I’m not much of a scrapbooker. I’m not much of a souvenir buyer. I take really awful photos.
I’ve traveled around South America, climbed volcanoes, touched down on Pacific islands, taken a swim in the South China sea. You want to know what I have to show for it? A handful of refrigerator magnets and a box with a collection of relatively worthless foreign currency.
There are several reasons for this, of course, but the biggest one is this: I don’t really want to spend time thinking back fondly on old adventures. I don’t want to sit and remember the places I’ve been.
I want to go there again.
If I really loved a place, loved an experience, loved the people I met, I want to revisit it. I want to be a regular.
It hit me yesterday as the kids and I were sorting and reorganizing. This is it.
Here you go, my real, true scrapbook:
Eleven-year-old me would have exploded to know she would live here one day.
All of my favorite places are here. Here because I can glance over at them and remember, of course, but it’s way, way better than that.
This is more than a scrapbook. It’s better than an airport. It’s the transporter room of the frickin’ Starship Enterprise in here. Walk to the spot, select the volume, open the cover, BOOM, you’re in another world.

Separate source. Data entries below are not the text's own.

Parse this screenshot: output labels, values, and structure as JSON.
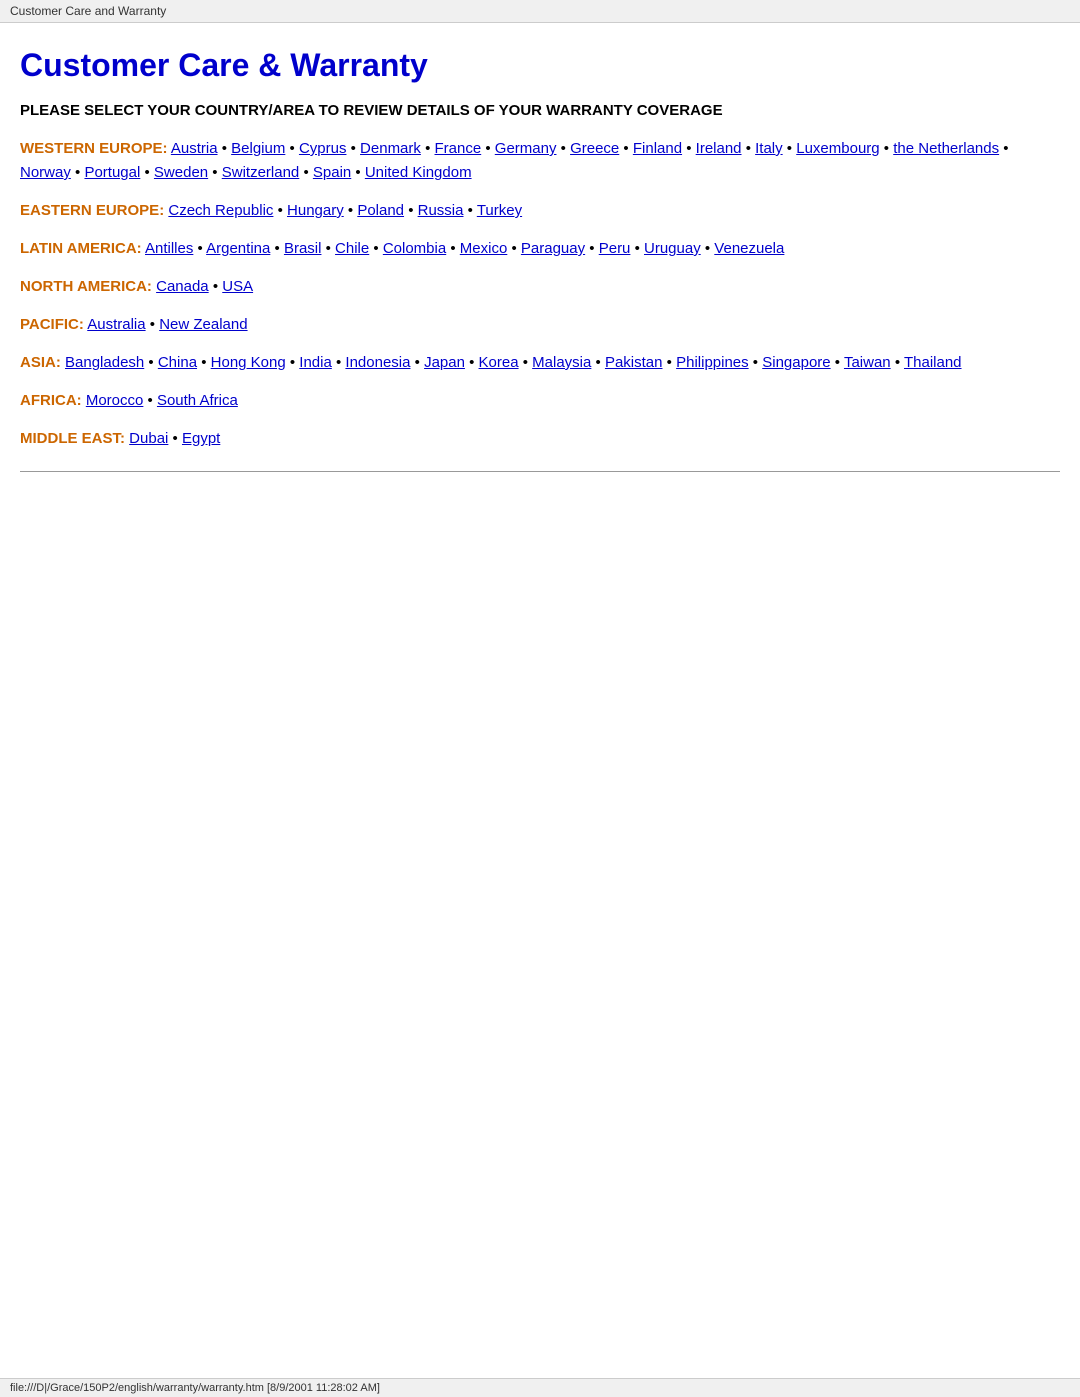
{
  "browser_bar": {
    "title": "Customer Care and Warranty"
  },
  "page": {
    "heading": "Customer Care & Warranty",
    "subtitle": "PLEASE SELECT YOUR COUNTRY/AREA TO REVIEW DETAILS OF YOUR WARRANTY COVERAGE"
  },
  "regions": [
    {
      "id": "western-europe",
      "label": "WESTERN EUROPE:",
      "countries": [
        "Austria",
        "Belgium",
        "Cyprus",
        "Denmark",
        "France",
        "Germany",
        "Greece",
        "Finland",
        "Ireland",
        "Italy",
        "Luxembourg",
        "the Netherlands",
        "Norway",
        "Portugal",
        "Sweden",
        "Switzerland",
        "Spain",
        "United Kingdom"
      ]
    },
    {
      "id": "eastern-europe",
      "label": "EASTERN EUROPE:",
      "countries": [
        "Czech Republic",
        "Hungary",
        "Poland",
        "Russia",
        "Turkey"
      ]
    },
    {
      "id": "latin-america",
      "label": "LATIN AMERICA:",
      "countries": [
        "Antilles",
        "Argentina",
        "Brasil",
        "Chile",
        "Colombia",
        "Mexico",
        "Paraguay",
        "Peru",
        "Uruguay",
        "Venezuela"
      ]
    },
    {
      "id": "north-america",
      "label": "NORTH AMERICA:",
      "countries": [
        "Canada",
        "USA"
      ]
    },
    {
      "id": "pacific",
      "label": "PACIFIC:",
      "countries": [
        "Australia",
        "New Zealand"
      ]
    },
    {
      "id": "asia",
      "label": "ASIA:",
      "countries": [
        "Bangladesh",
        "China",
        "Hong Kong",
        "India",
        "Indonesia",
        "Japan",
        "Korea",
        "Malaysia",
        "Pakistan",
        "Philippines",
        "Singapore",
        "Taiwan",
        "Thailand"
      ]
    },
    {
      "id": "africa",
      "label": "AFRICA:",
      "countries": [
        "Morocco",
        "South Africa"
      ]
    },
    {
      "id": "middle-east",
      "label": "MIDDLE EAST:",
      "countries": [
        "Dubai",
        "Egypt"
      ]
    }
  ],
  "status_bar": {
    "text": "file:///D|/Grace/150P2/english/warranty/warranty.htm [8/9/2001 11:28:02 AM]"
  }
}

Instant teleportation.
All of my favorite places are here. Prince Edward Island. Middle Earth. Edwardian England. District 12. Hogwarts. Arrakis. A little house in some big woods.
And believe me, I am a regular visitor.
It started when I was a kid. I stopped by Avonlea for a quick visit, then ended up spending hours with its people. When it was time to go, I wasn’t ready. My feet walked around the real world of Portland, Oregon but my head was on a little island by a different sea. So I went back. Over and over again.
I would tear myself free from one world only to get sucked into another. I spent a few weeks in Walnut Grove. I liked how I felt there, braver and tougher and more honest. I passed a summer in Camelot, where the world was noble and also dangerous, and I had to learn to live with heartbreak.
Then I found that I missed my old haunts, so I made a trip back through. Everything was just as I remembered it.
My original portals to Avonlea and Walnut Grove.
I remembered my dad taking me to Middle Earth when I was younger, so I decided to go back on my own. Nothing makes you feel like you can be better, do more, like a journey by Frodo’s side. I probably made that trek once a year from 12 to 20.
Visits to Middle Earth took a toll on us all.
Fresh portals were needed for a new generation.
Of course, I keep visiting new places. Some are fun adventures I can recommend to others but feel no need to relive. Some were a waste of time. And little by little, new favorites have been uncovered. Places of beauty that held me captive. Places that blew my mind and demanded more time to process. Places where I was so happy, I didn’t want to leave. Those places all sit, lined up now, waiting for me to come to back.
As the list grows longer, the gap between visits lengthens. I hadn’t been to Middle Earth for several years when I took my kids back this time.
It is strange and wonderful and a little wrenching to introduce them to the places that rooted themselves so deeply in my heart. They have enjoyed passing through, but I can tell the place doesn’t mean the same thing to them that it means to me. That’s okay. They have their own places. Hogwarts and Camp Halfblood and the town of Everafters. This transport room holds their places, too.
There are a bunch we haven’t visited yet. As we sorted through, ditching the places that weren’t worth a second glance and the adventures that fell flat before they began, we lined up the new ones we haven’t tried out yet. Places yet to be tried. People yet to be met. What will we find there? Who will we be there?
It’s when I realize I have a whole lifetime to find out that I feel as happy as I can feel.